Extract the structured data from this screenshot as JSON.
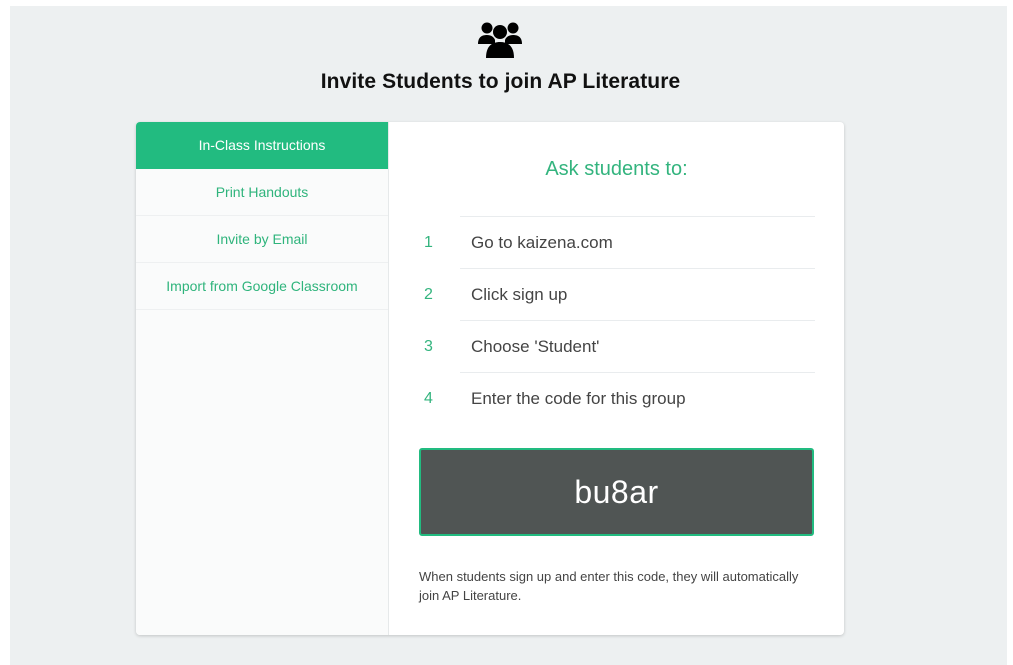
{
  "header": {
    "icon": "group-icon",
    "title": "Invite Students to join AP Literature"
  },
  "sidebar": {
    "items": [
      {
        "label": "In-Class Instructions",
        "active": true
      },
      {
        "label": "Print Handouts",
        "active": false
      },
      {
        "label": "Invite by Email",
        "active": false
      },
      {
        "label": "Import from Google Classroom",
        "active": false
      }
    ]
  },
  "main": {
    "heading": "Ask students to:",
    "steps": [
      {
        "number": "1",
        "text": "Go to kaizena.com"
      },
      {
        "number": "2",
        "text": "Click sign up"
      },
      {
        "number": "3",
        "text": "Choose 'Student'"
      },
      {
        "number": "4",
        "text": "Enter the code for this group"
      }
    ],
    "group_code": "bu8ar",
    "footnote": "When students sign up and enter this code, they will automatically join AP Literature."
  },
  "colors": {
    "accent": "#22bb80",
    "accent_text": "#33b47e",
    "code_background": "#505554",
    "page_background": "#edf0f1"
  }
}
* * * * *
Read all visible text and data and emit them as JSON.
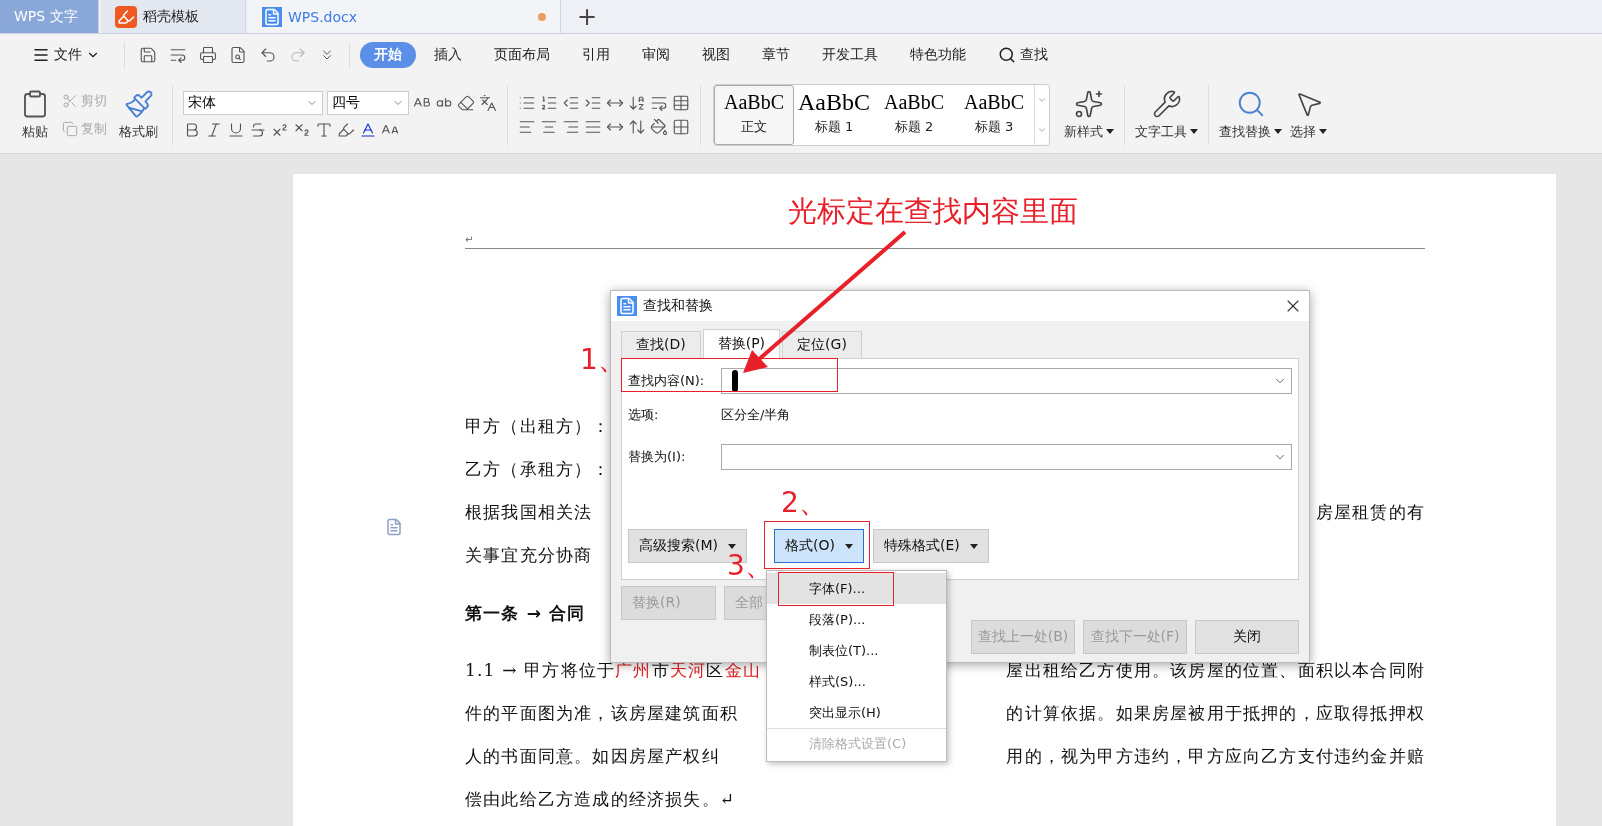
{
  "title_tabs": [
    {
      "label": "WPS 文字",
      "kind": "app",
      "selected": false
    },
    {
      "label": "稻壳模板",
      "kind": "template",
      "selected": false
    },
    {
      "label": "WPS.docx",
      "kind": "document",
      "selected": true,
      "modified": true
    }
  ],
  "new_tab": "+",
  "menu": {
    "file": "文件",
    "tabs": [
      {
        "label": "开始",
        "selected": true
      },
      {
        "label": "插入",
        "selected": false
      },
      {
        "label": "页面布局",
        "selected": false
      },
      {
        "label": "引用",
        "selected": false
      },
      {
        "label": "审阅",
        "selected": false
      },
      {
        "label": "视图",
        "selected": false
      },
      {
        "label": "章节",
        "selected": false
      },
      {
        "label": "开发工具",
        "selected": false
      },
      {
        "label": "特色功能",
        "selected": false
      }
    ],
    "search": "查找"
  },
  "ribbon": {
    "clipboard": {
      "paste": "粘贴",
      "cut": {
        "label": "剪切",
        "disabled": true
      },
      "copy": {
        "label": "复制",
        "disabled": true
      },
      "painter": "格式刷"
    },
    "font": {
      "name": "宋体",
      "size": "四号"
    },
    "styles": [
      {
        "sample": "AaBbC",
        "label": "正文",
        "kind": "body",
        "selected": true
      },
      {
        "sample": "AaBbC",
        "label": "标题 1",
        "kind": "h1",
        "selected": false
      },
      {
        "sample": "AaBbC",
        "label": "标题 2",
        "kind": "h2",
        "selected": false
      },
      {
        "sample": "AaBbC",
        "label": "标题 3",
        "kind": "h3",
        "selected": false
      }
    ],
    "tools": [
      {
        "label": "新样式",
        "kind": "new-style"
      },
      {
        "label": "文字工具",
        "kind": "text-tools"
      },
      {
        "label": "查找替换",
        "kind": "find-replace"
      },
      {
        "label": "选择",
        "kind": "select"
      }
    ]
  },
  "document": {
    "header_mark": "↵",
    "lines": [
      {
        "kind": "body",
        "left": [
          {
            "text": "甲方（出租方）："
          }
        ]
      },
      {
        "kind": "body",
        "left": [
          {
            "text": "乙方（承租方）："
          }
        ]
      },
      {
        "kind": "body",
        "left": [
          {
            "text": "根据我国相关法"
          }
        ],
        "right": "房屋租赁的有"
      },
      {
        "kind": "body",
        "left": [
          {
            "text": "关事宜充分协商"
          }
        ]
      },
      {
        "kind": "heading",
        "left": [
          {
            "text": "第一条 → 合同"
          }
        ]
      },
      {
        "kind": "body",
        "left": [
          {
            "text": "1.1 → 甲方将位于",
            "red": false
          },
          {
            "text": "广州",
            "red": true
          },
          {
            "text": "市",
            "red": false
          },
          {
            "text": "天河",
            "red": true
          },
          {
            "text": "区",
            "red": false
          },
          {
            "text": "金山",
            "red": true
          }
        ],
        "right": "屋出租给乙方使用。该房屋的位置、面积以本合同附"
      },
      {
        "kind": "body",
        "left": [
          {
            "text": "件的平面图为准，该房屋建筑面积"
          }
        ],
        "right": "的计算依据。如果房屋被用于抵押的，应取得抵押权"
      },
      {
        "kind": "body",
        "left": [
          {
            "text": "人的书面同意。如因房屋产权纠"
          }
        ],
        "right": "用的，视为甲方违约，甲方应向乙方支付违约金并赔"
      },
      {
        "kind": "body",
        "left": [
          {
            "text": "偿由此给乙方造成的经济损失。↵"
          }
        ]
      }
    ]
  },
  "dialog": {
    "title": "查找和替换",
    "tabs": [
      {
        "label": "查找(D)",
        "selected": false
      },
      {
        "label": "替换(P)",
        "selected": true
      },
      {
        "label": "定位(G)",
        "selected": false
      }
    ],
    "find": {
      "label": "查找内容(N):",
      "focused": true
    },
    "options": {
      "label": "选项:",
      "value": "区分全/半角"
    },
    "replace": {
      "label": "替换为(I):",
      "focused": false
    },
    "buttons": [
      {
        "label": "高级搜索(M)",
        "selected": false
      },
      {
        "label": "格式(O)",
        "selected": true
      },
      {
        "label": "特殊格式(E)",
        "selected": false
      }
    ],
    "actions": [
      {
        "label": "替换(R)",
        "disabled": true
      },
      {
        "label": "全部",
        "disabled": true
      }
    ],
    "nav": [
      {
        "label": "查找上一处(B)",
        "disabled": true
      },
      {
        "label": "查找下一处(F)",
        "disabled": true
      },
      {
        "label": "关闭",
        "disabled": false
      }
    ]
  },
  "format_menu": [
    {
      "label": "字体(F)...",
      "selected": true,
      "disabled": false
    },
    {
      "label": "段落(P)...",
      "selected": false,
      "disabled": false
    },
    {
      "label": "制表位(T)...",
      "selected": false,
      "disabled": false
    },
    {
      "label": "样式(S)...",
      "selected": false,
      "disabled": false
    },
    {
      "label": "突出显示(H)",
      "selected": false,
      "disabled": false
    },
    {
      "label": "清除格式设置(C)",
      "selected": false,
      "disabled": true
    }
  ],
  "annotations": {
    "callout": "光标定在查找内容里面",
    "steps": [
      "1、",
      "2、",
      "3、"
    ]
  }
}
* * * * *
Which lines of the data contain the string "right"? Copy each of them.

        "right": "房屋租赁的有"
        "right": "屋出租给乙方使用。该房屋的位置、面积以本合同附"
        "right": "的计算依据。如果房屋被用于抵押的，应取得抵押权"
        "right": "用的，视为甲方违约，甲方应向乙方支付违约金并赔"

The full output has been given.